* What you should do: Once the pictures are set aside, reproduce all of the records exactly.

* Supplied information:
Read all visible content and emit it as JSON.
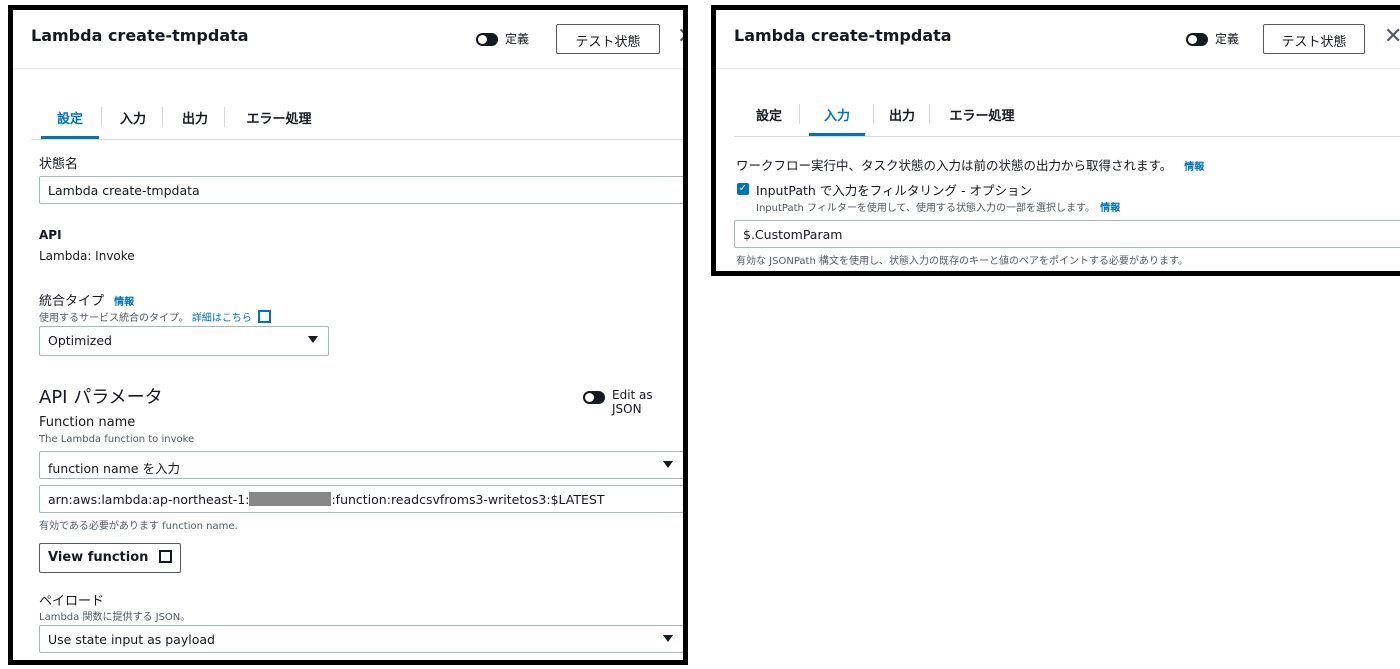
{
  "left": {
    "title": "Lambda create-tmpdata",
    "definition_label": "定義",
    "test_state_button": "テスト状態",
    "close_glyph": "✕",
    "tabs": [
      "設定",
      "入力",
      "出力",
      "エラー処理"
    ],
    "active_tab": "設定",
    "state_name_label": "状態名",
    "state_name_value": "Lambda create-tmpdata",
    "api_label": "API",
    "api_value": "Lambda: Invoke",
    "integration_label": "統合タイプ",
    "info_link": "情報",
    "integration_desc": "使用するサービス統合のタイプ。",
    "learn_more_link": "詳細はこちら",
    "integration_value": "Optimized",
    "api_params_heading": "API パラメータ",
    "edit_json_label": "Edit as JSON",
    "function_name_label": "Function name",
    "function_name_desc": "The Lambda function to invoke",
    "function_name_placeholder": "function name を入力",
    "arn_prefix": "arn:aws:lambda:ap-northeast-1:",
    "arn_suffix": ":function:readcsvfroms3-writetos3:$LATEST",
    "function_name_hint": "有効である必要があります function name.",
    "view_function_button": "View function",
    "payload_label": "ペイロード",
    "payload_desc": "Lambda 関数に提供する JSON。",
    "payload_value": "Use state input as payload"
  },
  "right": {
    "title": "Lambda create-tmpdata",
    "definition_label": "定義",
    "test_state_button": "テスト状態",
    "close_glyph": "✕",
    "tabs": [
      "設定",
      "入力",
      "出力",
      "エラー処理"
    ],
    "active_tab": "入力",
    "input_desc": "ワークフロー実行中、タスク状態の入力は前の状態の出力から取得されます。",
    "info_link": "情報",
    "inputpath_label": "InputPath で入力をフィルタリング - オプション",
    "inputpath_checked": true,
    "inputpath_desc": "InputPath フィルターを使用して、使用する状態入力の一部を選択します。",
    "inputpath_value": "$.CustomParam",
    "inputpath_hint": "有効な JSONPath 構文を使用し、状態入力の既存のキーと値のペアをポイントする必要があります。"
  },
  "colors": {
    "accent": "#0073bb",
    "text": "#16191f",
    "muted": "#545b64",
    "border": "#aab7b8"
  },
  "icons": [
    "toggle-icon",
    "close-icon",
    "external-link-icon",
    "dropdown-caret-icon",
    "checkbox-icon"
  ]
}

* Answer to the problem:
Read all visible content and emit it as JSON.
{
  "left": {
    "title": "Lambda create-tmpdata",
    "definition_label": "定義",
    "test_state_button": "テスト状態",
    "close_glyph": "✕",
    "tabs": [
      "設定",
      "入力",
      "出力",
      "エラー処理"
    ],
    "active_tab": "設定",
    "state_name_label": "状態名",
    "state_name_value": "Lambda create-tmpdata",
    "api_label": "API",
    "api_value": "Lambda: Invoke",
    "integration_label": "統合タイプ",
    "info_link": "情報",
    "integration_desc": "使用するサービス統合のタイプ。",
    "learn_more_link": "詳細はこちら",
    "integration_value": "Optimized",
    "api_params_heading": "API パラメータ",
    "edit_json_label": "Edit as JSON",
    "function_name_label": "Function name",
    "function_name_desc": "The Lambda function to invoke",
    "function_name_placeholder": "function name を入力",
    "arn_prefix": "arn:aws:lambda:ap-northeast-1:",
    "arn_suffix": ":function:readcsvfroms3-writetos3:$LATEST",
    "function_name_hint": "有効である必要があります function name.",
    "view_function_button": "View function",
    "payload_label": "ペイロード",
    "payload_desc": "Lambda 関数に提供する JSON。",
    "payload_value": "Use state input as payload"
  },
  "right": {
    "title": "Lambda create-tmpdata",
    "definition_label": "定義",
    "test_state_button": "テスト状態",
    "close_glyph": "✕",
    "tabs": [
      "設定",
      "入力",
      "出力",
      "エラー処理"
    ],
    "active_tab": "入力",
    "input_desc": "ワークフロー実行中、タスク状態の入力は前の状態の出力から取得されます。",
    "info_link": "情報",
    "inputpath_label": "InputPath で入力をフィルタリング - オプション",
    "inputpath_checked": true,
    "inputpath_desc": "InputPath フィルターを使用して、使用する状態入力の一部を選択します。",
    "inputpath_value": "$.CustomParam",
    "inputpath_hint": "有効な JSONPath 構文を使用し、状態入力の既存のキーと値のペアをポイントする必要があります。"
  },
  "colors": {
    "accent": "#0073bb",
    "text": "#16191f",
    "muted": "#545b64",
    "border": "#aab7b8"
  },
  "icons": [
    "toggle-icon",
    "close-icon",
    "external-link-icon",
    "dropdown-caret-icon",
    "checkbox-icon"
  ]
}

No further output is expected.